Tuesday, April 28, 2009


I think it was Jean Danielou who said that we believe in a Church "mudsplashed with history." Working for the Church, seeing the inner machinations of the curial structures and political infighting, brings the "mudsplashed" bit into real focus.

A Pew Research study just came out today about the retention of various religions in the U.S., meaning how do those who are raised Catholic, Protestant, Hindi, whatever, how do they fare in "the open market" of religious pluralism in our society? It turns out that Catholics have the highest retention rate. Now, what the Pew Research study means by "Catholic" I don't know. One imagines they mean self proclaimed Catholics. In an earlier 2008 study the same research group determined that active Catholics were those who attended church at least once a month. So take that figure with a grain of salt.

At any rate, it got me thinking about the rates of Catholics who come and go in the Church. It was reported that this past Easter the Church in the U.S. received somewhere around 150,000 new Catholics. This is new adult Catholics and does not include all the baptisms throughout the year. This is amazing. Furthermore, this is and has been a regular trend over the past couple of decades.
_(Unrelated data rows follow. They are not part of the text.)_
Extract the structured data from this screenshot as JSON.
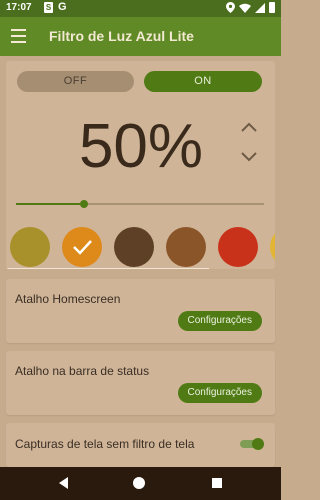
{
  "status_bar": {
    "time": "17:07",
    "icons": [
      "sim-card-icon",
      "google-icon",
      "location-icon",
      "wifi-icon",
      "signal-icon",
      "battery-icon"
    ]
  },
  "toolbar": {
    "title": "Filtro de Luz Azul Lite",
    "menu_icon": "hamburger-menu-icon"
  },
  "filter": {
    "off_label": "OFF",
    "on_label": "ON",
    "active": "ON",
    "intensity_text": "50%",
    "intensity_value": 0.5,
    "up_icon": "chevron-up-icon",
    "down_icon": "chevron-down-icon"
  },
  "colors": {
    "accent": "#4f7a14",
    "toolbar": "#5f8a25",
    "background": "#c6ab8d",
    "swatches": [
      "#a8902a",
      "#de8a1a",
      "#5e4026",
      "#8b552a",
      "#c9321a",
      "#e2b634"
    ],
    "selected_swatch_index": 1
  },
  "shortcuts": {
    "homescreen_label": "Atalho Homescreen",
    "homescreen_button": "Configurações",
    "statusbar_label": "Atalho na barra de status",
    "statusbar_button": "Configurações",
    "screenshot_label": "Capturas de tela sem filtro de tela",
    "screenshot_enabled": true
  },
  "navbar": {
    "back_icon": "back-triangle-icon",
    "home_icon": "home-circle-icon",
    "recents_icon": "recents-square-icon"
  }
}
So where are all these new Catholics? Well, it turns out that about half (that's right half) of the 150,000 new Catholics entering the faith on Easter Sunday leave by the end of the first year. After five years the number is something close to 75%. So really, of the 150,000 that enter every year, after five years just under 40,000 of them remain Catholic, that is attending Mass at least once a month...which is itself a huge problem since they are supposed to be attending every week...it's not optional.
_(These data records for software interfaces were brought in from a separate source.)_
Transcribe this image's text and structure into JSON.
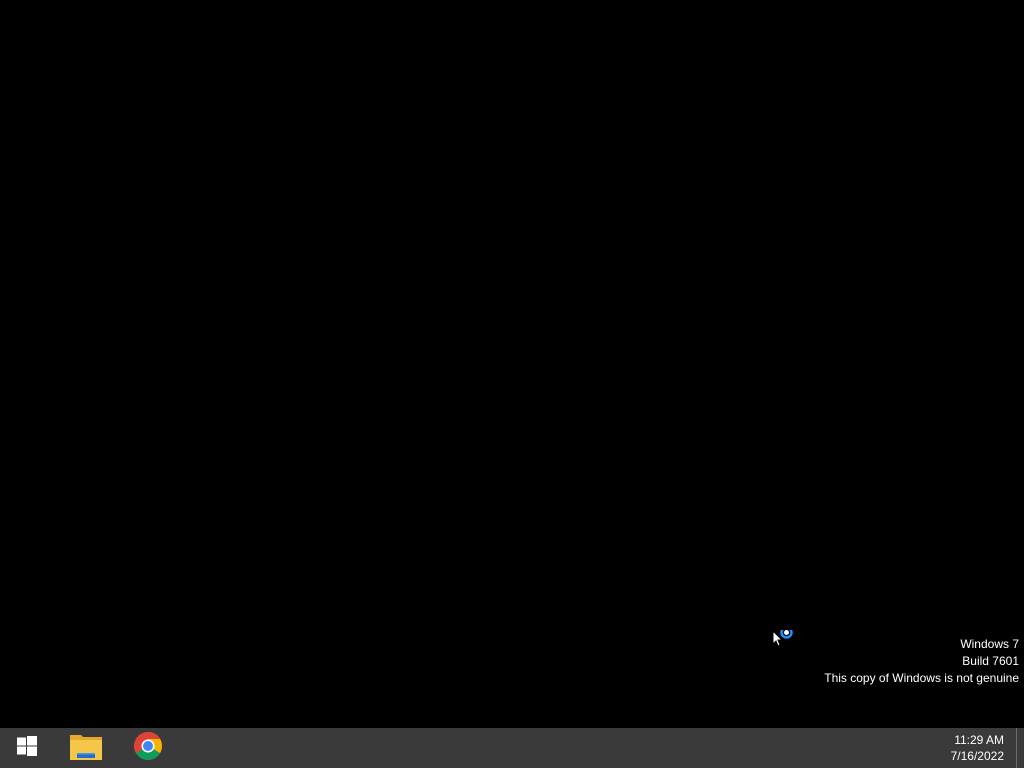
{
  "watermark": {
    "line1": "Windows 7",
    "line2": "Build 7601",
    "line3": "This copy of Windows is not genuine"
  },
  "taskbar": {
    "start_icon": "windows-logo-icon",
    "pinned": [
      {
        "icon": "file-explorer-icon"
      },
      {
        "icon": "chrome-icon"
      }
    ],
    "clock": {
      "time": "11:29 AM",
      "date": "7/16/2022"
    }
  },
  "cursor": {
    "icon": "busy-cursor-icon",
    "accent": "#1e90ff"
  },
  "colors": {
    "desktop_bg": "#000000",
    "taskbar_bg": "#3a3a3a",
    "text": "#ffffff"
  }
}
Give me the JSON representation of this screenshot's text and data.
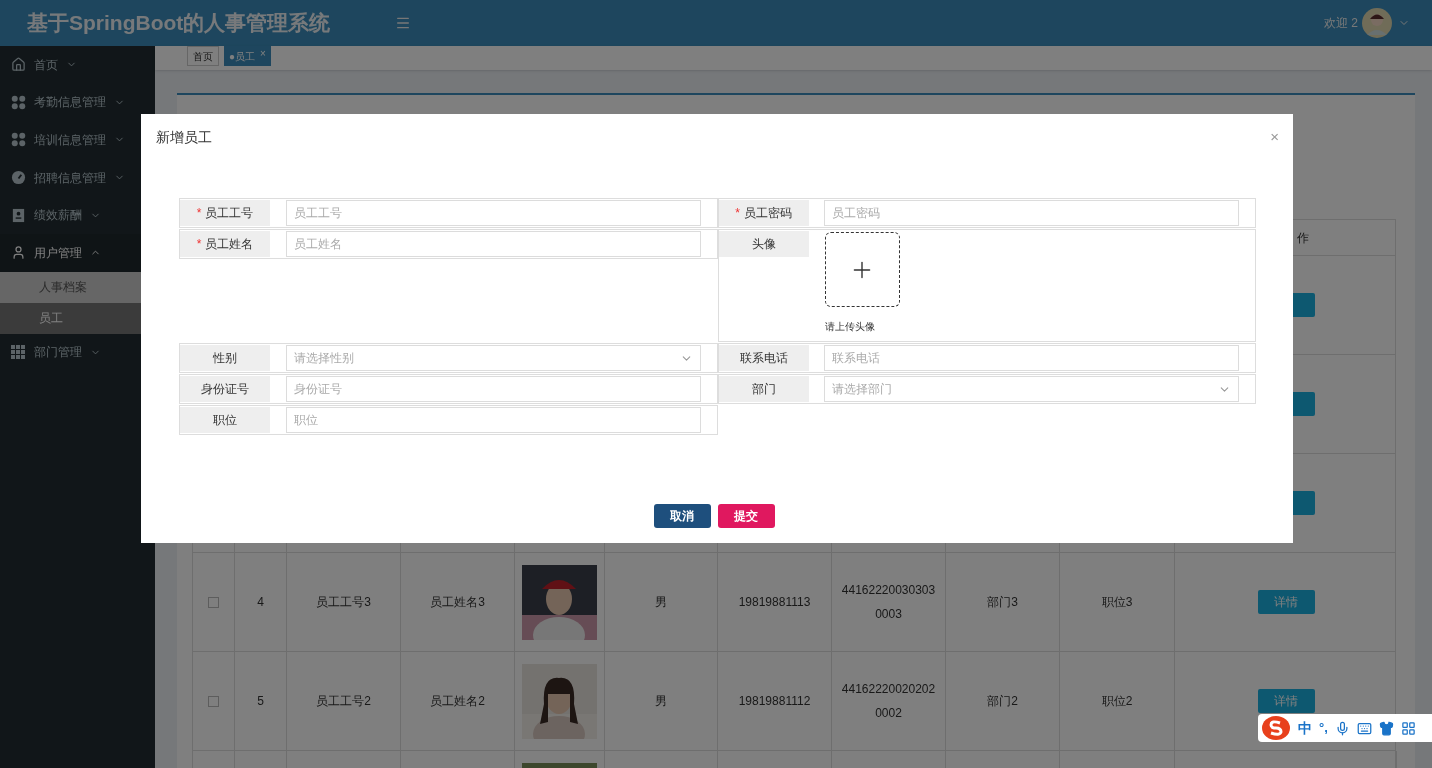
{
  "header": {
    "title": "基于SpringBoot的人事管理系统",
    "welcome": "欢迎 2"
  },
  "sidebar": {
    "items": [
      {
        "label": "首页",
        "expanded": false
      },
      {
        "label": "考勤信息管理",
        "expanded": false
      },
      {
        "label": "培训信息管理",
        "expanded": false
      },
      {
        "label": "招聘信息管理",
        "expanded": false
      },
      {
        "label": "绩效薪酬",
        "expanded": false
      },
      {
        "label": "用户管理",
        "expanded": true,
        "children": [
          {
            "label": "人事档案",
            "selected": false
          },
          {
            "label": "员工",
            "selected": true
          }
        ]
      },
      {
        "label": "部门管理",
        "expanded": false
      }
    ]
  },
  "tabs": [
    {
      "label": "首页",
      "selected": false
    },
    {
      "label": "●员工",
      "selected": true,
      "close": "×"
    }
  ],
  "table": {
    "header_visible": "作",
    "rows": [
      {
        "kind": "covered"
      },
      {
        "kind": "covered"
      },
      {
        "kind": "covered"
      },
      {
        "kind": "data",
        "checked": false,
        "index": "4",
        "code": "员工工号3",
        "name": "员工姓名3",
        "gender": "男",
        "phone": "19819881113",
        "id_card": "441622200303030003",
        "dept": "部门3",
        "position": "职位3",
        "action": "详情"
      },
      {
        "kind": "data",
        "checked": false,
        "index": "5",
        "code": "员工工号2",
        "name": "员工姓名2",
        "gender": "男",
        "phone": "19819881112",
        "id_card": "441622200202020002",
        "dept": "部门2",
        "position": "职位2",
        "action": "详情"
      },
      {
        "kind": "partial"
      }
    ]
  },
  "dialog": {
    "title": "新增员工",
    "close": "×",
    "rows": [
      [
        {
          "kind": "input",
          "mark": "*",
          "label": "员工工号",
          "placeholder": "员工工号"
        },
        {
          "kind": "input",
          "mark": "*",
          "label": "员工密码",
          "placeholder": "员工密码"
        }
      ],
      [
        {
          "kind": "input",
          "mark": "*",
          "label": "员工姓名",
          "placeholder": "员工姓名"
        },
        {
          "kind": "upload",
          "label": "头像",
          "hint": "请上传头像"
        }
      ],
      [
        {
          "kind": "select",
          "label": "性别",
          "placeholder": "请选择性别"
        },
        {
          "kind": "input",
          "label": "联系电话",
          "placeholder": "联系电话"
        }
      ],
      [
        {
          "kind": "input",
          "label": "身份证号",
          "placeholder": "身份证号"
        },
        {
          "kind": "select",
          "label": "部门",
          "placeholder": "请选择部门"
        }
      ],
      [
        {
          "kind": "input",
          "label": "职位",
          "placeholder": "职位"
        },
        null
      ]
    ],
    "buttons": [
      {
        "label": "取消",
        "kind": "cancel"
      },
      {
        "label": "提交",
        "kind": "submit"
      }
    ]
  },
  "ime": {
    "mode": "中",
    "punct": "°,"
  }
}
As the ecclesial structures of the Church or, as a character in the 1944 film Keys of the Kingdom put it, as the "ecclesial mechanics" employed by the Church attempt to figure out the reason why things are so dismal, all sorts of keen programs are put into place. The suggestions include greeters at the Church doors, more involvement in the liturgy (because of course you can't ever have enough EMHC's), saying hello to your neighbor in the pew just before Mass starts, or other things like making the music more contemporary, setting sacred texts to show tunes (I'm not joking), and on and on. Meanwhile, the Church is still bleeding numbers.
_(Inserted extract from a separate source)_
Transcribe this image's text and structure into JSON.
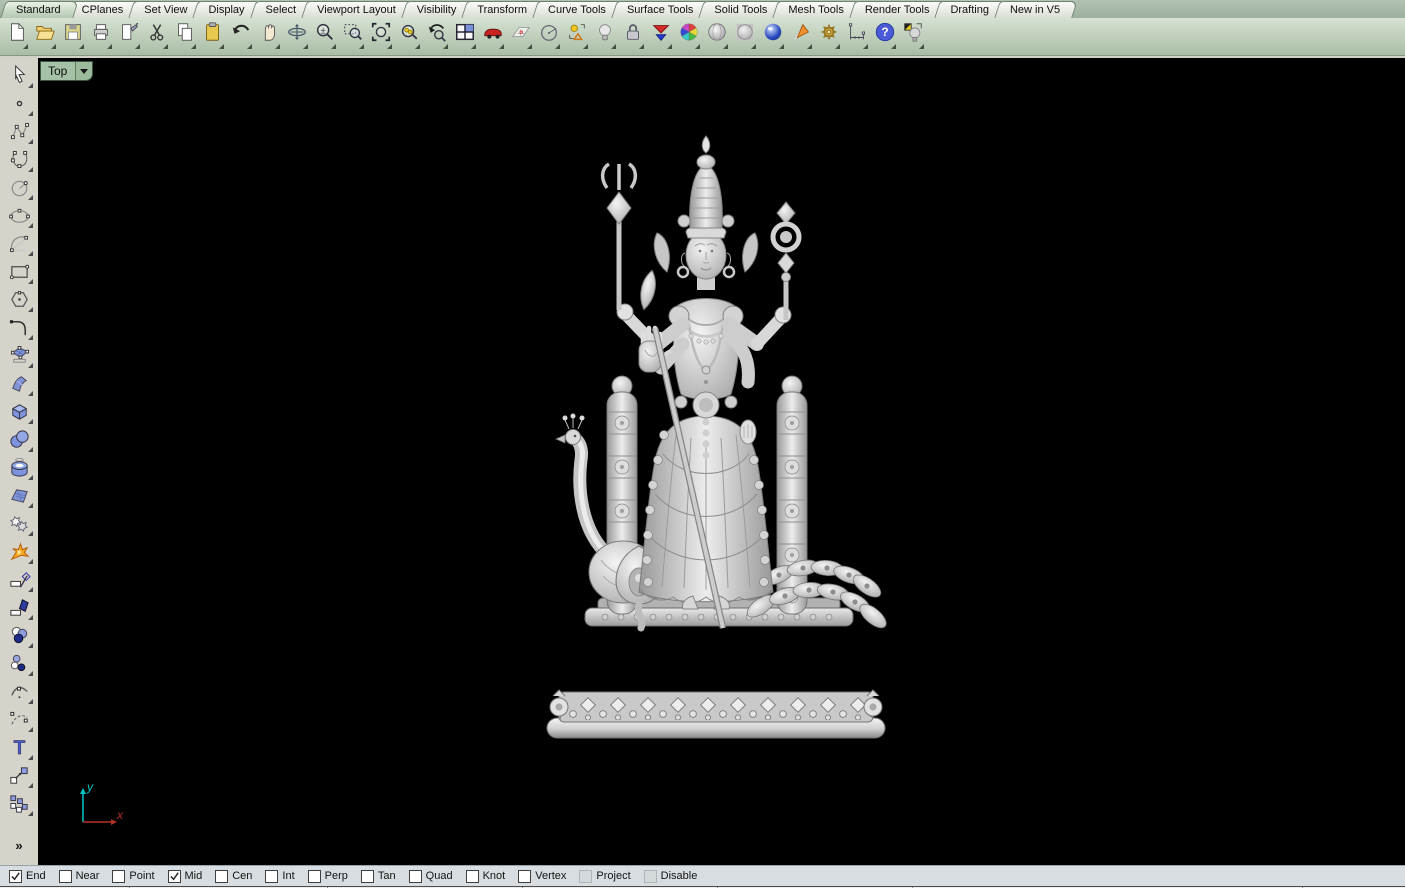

But I've never liked the numbers game. It's not about numbers.

So let's talk about those in the pew. How are they doing? What do they feel? Well, for starters, the vast majority of them don't know if they are even going to be in the pew on any given Sunday. The Real Presence is a foreign concept, and in the end apparently only something like 40% of "practicing" Catholics believe that there is a personal God, which means a God that actually has a care about our everyday lives.

The "ecclesial mechanics" might protest that the loss of Catholics or the disengagement of Catholics in the U.S. is due to the sex scandals, to rigid rules, to guilt complexes, to impossible moral standards, to doctrinal differences. But the Pew Research study that came out today notes that actually, the vast majority of Catholics or any religious people lose their participants because they just drift away. It is rarely some singular event like abuse or a harsh word from a priest or some other traumatic experience. In other words, in the blindingly affluent society in which we live, people just drift away from faith, from even needing anything more grounded than their relationships with their iPod.

This raises some serious problems for retention and evangelization. More on that later.

No comments:

Post a Comment